Back in December we discussed the Aggro archetype, which ultimately seeks to deal 20 damage as fast as possible. With the current trends in Standard, however, we're seeing a bit of a rise in Control decks, so I'd like to discuss the other side of the spectrum this week. Instead of a quick game like you'll see with Aggro matches, Control wants a battle of attrition, dragging the game out for the long haul, thus allowing the Control player more opportunities to generate card advantage, which will eventually bury the unprepared opponent.
The first priority during the early turns for a Control deck is making sure to hit all of its land drops. Missing an early land drop is usually death and, to avoid this most grisly of fates, most Standard Control decks opt to run 26 or more lands. Utilizing the incremental draw spell Think Twice, as well as the 4-card dig spell Forbidden Alchemy, Control players will tend to do very little in the start of the game, save for sifting through their deck, stocking their hand for the long game, and hopefully hitting every land drop along the way. Leaving up Mana Leak mana is crucial, with Geist of Saint Traft and other powerful third turn plays. Both Think Twice and Forbidden Alchemy can be cast during the opponent's End Step, allowing the Control player to keep their mana available for counterspells during the opponent's Main Phases. Once turn four comes around, it is often time to start casting spells, and a common theme is to clear the board on turn four or five with a sweeper effect like Day of Judgment or Black Sun's Zenith. Ideally this will start to generate some card advantage by clearing away multiple opposing creatures. I like to call this 2-or-more-for-1 exchange 'breaking card parity' and it will be a common theme among Control decks. Simply put, this means card efficiency, and is a staple for generating card advantage in a longer game. Aggro decks will usually excel in the early game and, if an Aggro deck is going to beat a Control deck, the early game is where that happens.

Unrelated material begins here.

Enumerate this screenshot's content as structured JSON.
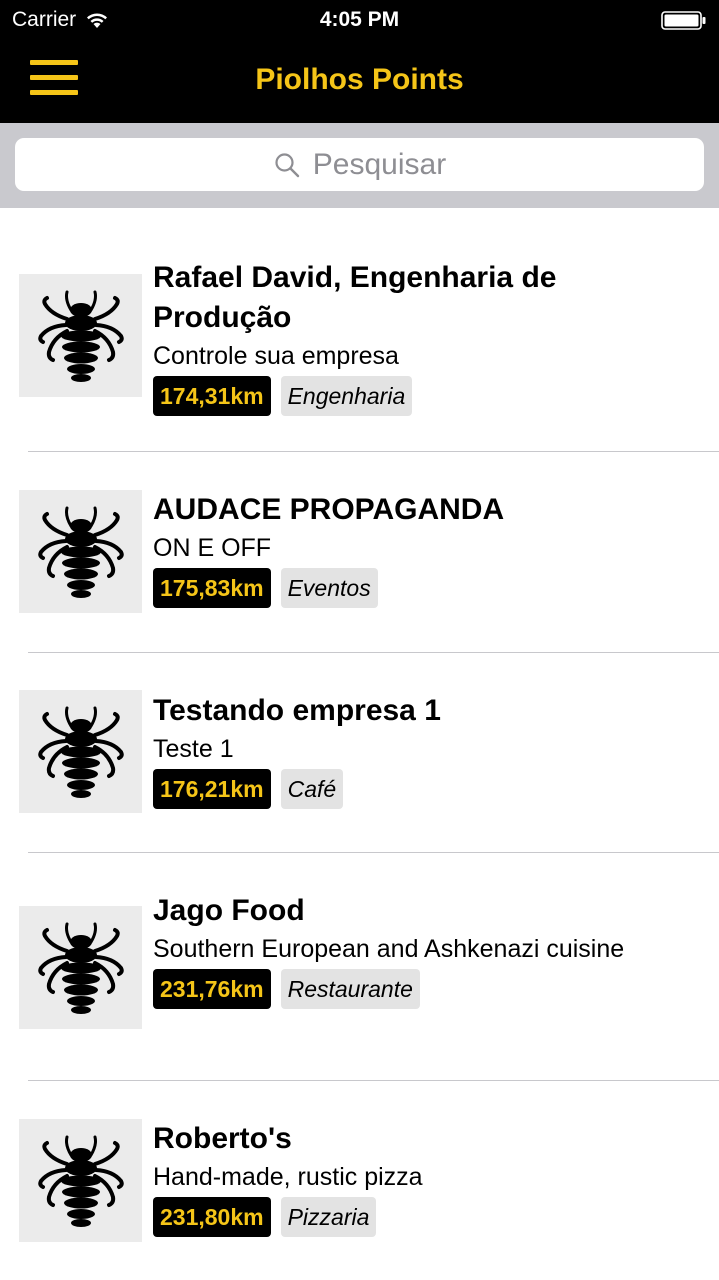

Once we get into the intervening turns of the game, the Control player will start casting more spells and causing more headaches. With one-for-one removal spells like Doom Blade, as well as untargeted removal such as Geth's Verdict for the assortment of Hexproof creatures out there, moving into the middle of the game a Control player should have started generating some card advantage, and will now begin to reap the benefits. With a crafted hand full of answers thanks to early card draw, Control players begin to take over the game by having answers to each individual threat the opponent casts or, better still, by having counterspells available to prevent them from resolving in the first place. The more card advantage that the Control player has been able to generate, the more effective their parity spells like Doom Blade and Mana Leak become. Ramp decks start to shine against Aggro decks in the mid game, but can have particular difficulty against a good Control build, since the Control player will almost invariably have more answers than a Ramp deck has threats. By simply countering each threat as it gets cast, or Doom Blading those that resolve after the Control player taps out, the Control player can usually force the opponent into topdeck mode in the mid game. That is to say, they have run out of cards in hand, the board is mostly clear, and the opponent is hoping for an out to the situation during their draw step.